"They were concerned, telling me it was all original material, but I told them it would be okay and that I'd improvise," says Mr. Stein. "They were impressed, and I played with them the rest of the night. We all really enjoyed it, and I was happy to join the band."
Independent releases [i]Five Wooden Chairs[i] (1994), [i]The Beautiful Soup[i] (1995) and [i]Waking Juliet[i] (1998) followed. As did appearances at the Warped Tour, Lilith Fair, and multiple SunFests; regional and national touring, opening slots for headliners like Hall & Oates, Fleetwood Mac, Bonnie Raitt and Ani DiFranco, and management by Jon Stoll (1953-2008) of Fantasma Productions.
Some of those occurrences were with bassists other than Mr. Kalasz (who left in 1996) and drummers other than Mr. Williams (who left in 1997), but it was the original Inhouse lineup that attracted interest from major labels like Atlantic Records.
Mr. Williams turned down the opportunity to join the international band Boston to stay with Inhouse, and he blends the jazz-influenced rock style of Mitch Mitchell (of the Jimi Hendrix Experience) with the unique ideas of Stewart Copeland (The Police). And Mr. Kalasz's hearty tone and empathetic ideas sound like a post-Paul McCartney mix of John Paul Jones (Led Zeppelin) and Dee Murray (Elton John).
"When you play with someone for as long as Steve and I did, everything seems to fit in rhythmically if it's the right blend of personalities," Mr. Kalasz says. "We had some similar influences; we influenced each other with things we were listening to that the other might not be familiar with, and we got used to, and complimented, each other's playing styles."
"We both liked everything from jazz to heavy metal," says Mr. Williams. "There was very little music that we disagreed on, so I think that had a lot to do with our cohesion."
The original Inhouse lineup also created a fan in producer/engineer Tom Dowd (1925-2002), whose credits include the Allman Brothers Band, Ray Charles, John Coltrane, Aretha Franklin, Lynyrd Skynyrd, Derek & the Dominos, Thelonious Monk, Charlie Parker, Rod Stewart, Cream, Otis Redding and countless others. Mr. Dowd even parked his remote recording truck alongside the Underground CoffeeWorks one night in 1995 to capture the band live -- just as he'd done at promoter Bill Graham's New York City venue in 1971 to help catapult a Southern rock act to stardom with the double-live album [i]The Allman Brothers Band at Fillmore East[i].
"Their lyrical concept is fresh and the whole band is good," Mr. Dowd said of Inhouse. "There are no weak links."
Sadly, and in hindsight, perhaps mistakenly, those recordings never surfaced.
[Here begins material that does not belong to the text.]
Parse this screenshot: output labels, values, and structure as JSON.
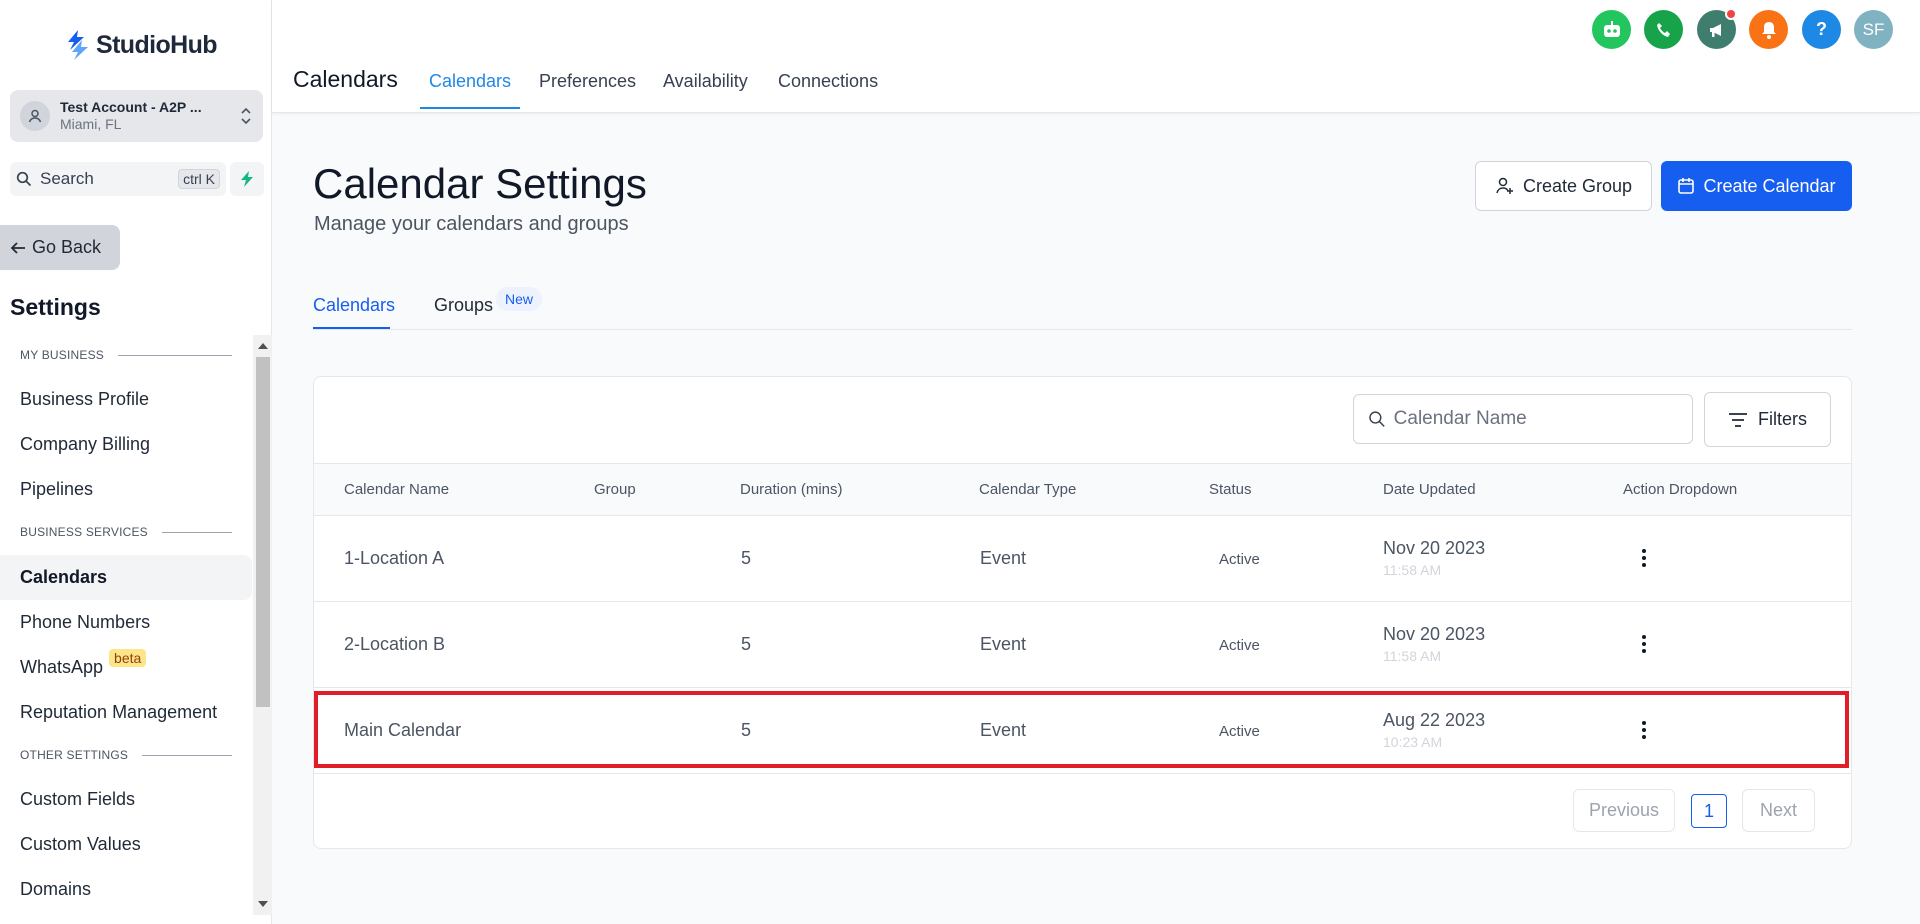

Inhouse eventually released only three studio albums, preferring the precision and control of indoor facilities over the energy and perceived imperfections of any prospective releases captured on stage.
"We listened to what Tom had recorded live, and weren't sure how much we liked it," Mr. Stein says. "There were things we wanted cleaned up, but we probably should have let him do what he wanted with it, because he said he really liked it. That was part of what prompted Atlantic Records to take notice of us."
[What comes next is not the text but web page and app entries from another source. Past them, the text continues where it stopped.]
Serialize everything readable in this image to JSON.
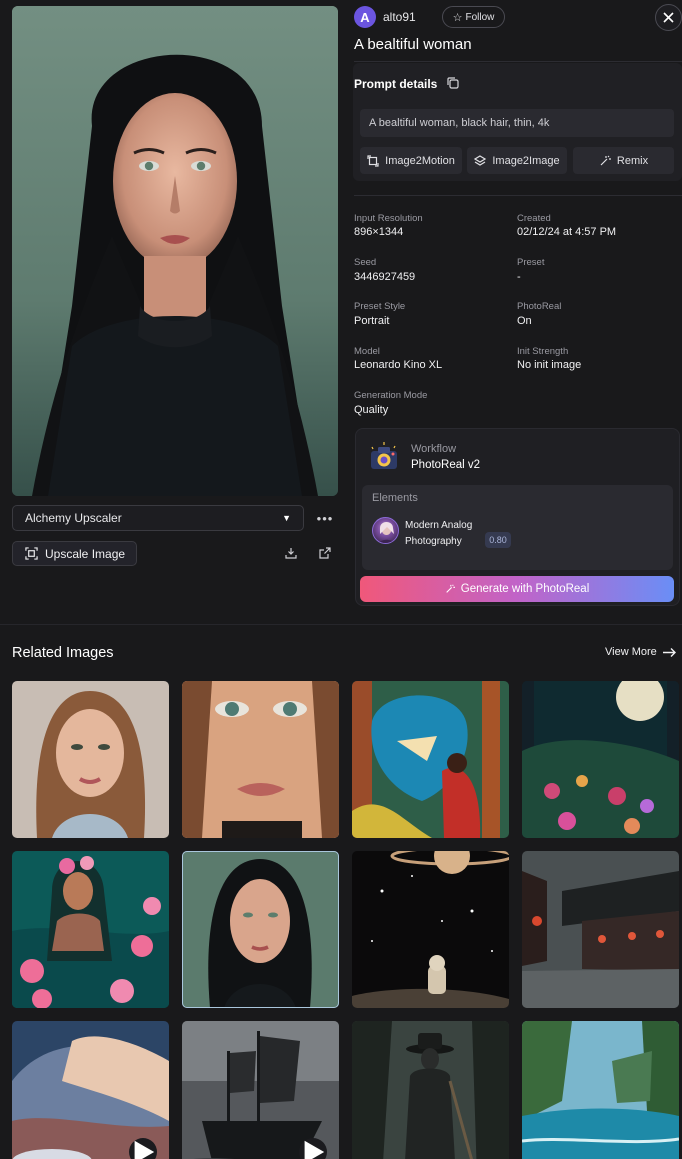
{
  "user": {
    "avatar_letter": "A",
    "username": "alto91",
    "follow_label": "Follow"
  },
  "image": {
    "title": "A bealtiful woman"
  },
  "prompt": {
    "label": "Prompt details",
    "text": "A bealtiful woman, black hair, thin, 4k",
    "actions": [
      "Image2Motion",
      "Image2Image",
      "Remix"
    ]
  },
  "details": [
    {
      "label": "Input Resolution",
      "value": "896×1344"
    },
    {
      "label": "Created",
      "value": "02/12/24 at 4:57 PM"
    },
    {
      "label": "Seed",
      "value": "3446927459"
    },
    {
      "label": "Preset",
      "value": "-"
    },
    {
      "label": "Preset Style",
      "value": "Portrait"
    },
    {
      "label": "PhotoReal",
      "value": "On"
    },
    {
      "label": "Model",
      "value": "Leonardo Kino XL"
    },
    {
      "label": "Init Strength",
      "value": "No init image"
    },
    {
      "label": "Generation Mode",
      "value": "Quality"
    }
  ],
  "workflow": {
    "label": "Workflow",
    "value": "PhotoReal v2",
    "elements_label": "Elements",
    "element_name": "Modern Analog Photography",
    "element_strength": "0.80",
    "generate_label": "Generate with PhotoReal"
  },
  "upscaler": {
    "selected": "Alchemy Upscaler",
    "upscale_label": "Upscale Image"
  },
  "related": {
    "title": "Related Images",
    "view_more": "View More",
    "selected_index": 5,
    "video_indices": [
      8,
      9
    ]
  },
  "colors": {
    "background": "#19191b",
    "panel": "#202024",
    "accent_avatar": "#6b55e0",
    "generate_gradient": [
      "#f0587a",
      "#c163c8",
      "#6a8ef6"
    ]
  }
}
For this reunion show -- the lineup's first since April 10, 2009 at the Cuillo Centre for the Arts in West Palm Beach -- Mrs. Scapellati returns from Long Island, NY, where she moved to marry Cliff Scapellati in 1999, hastening Inhouse's coda. Mr. Kalasz returns from Savannah, GA. They'll join locals Mrs. Blische, Mr. Stein and Mr. Williams in the newly-remodeled Norton Museum of Art's outdoor garden.
Expect material from all three CDs, unrecorded originals, and Pink Floyd covers, but mostly a healthy serving of [i]The Beautiful Soup[i]. Recorded locally at Saturn Sound Studios in West Palm Beach, the energetic, 11-song disc became Inhouse's best release by sounding like it was recorded live in the studio, by this very quintet, nearly a quarter-century ago.


in the know
When: 7-9:30 p.m., Feb. 22
Where: Norton Museum of Art, 1450 S. Dixie Hwy., West Palm Beach
Cost: Free
Info: 561-832-5196,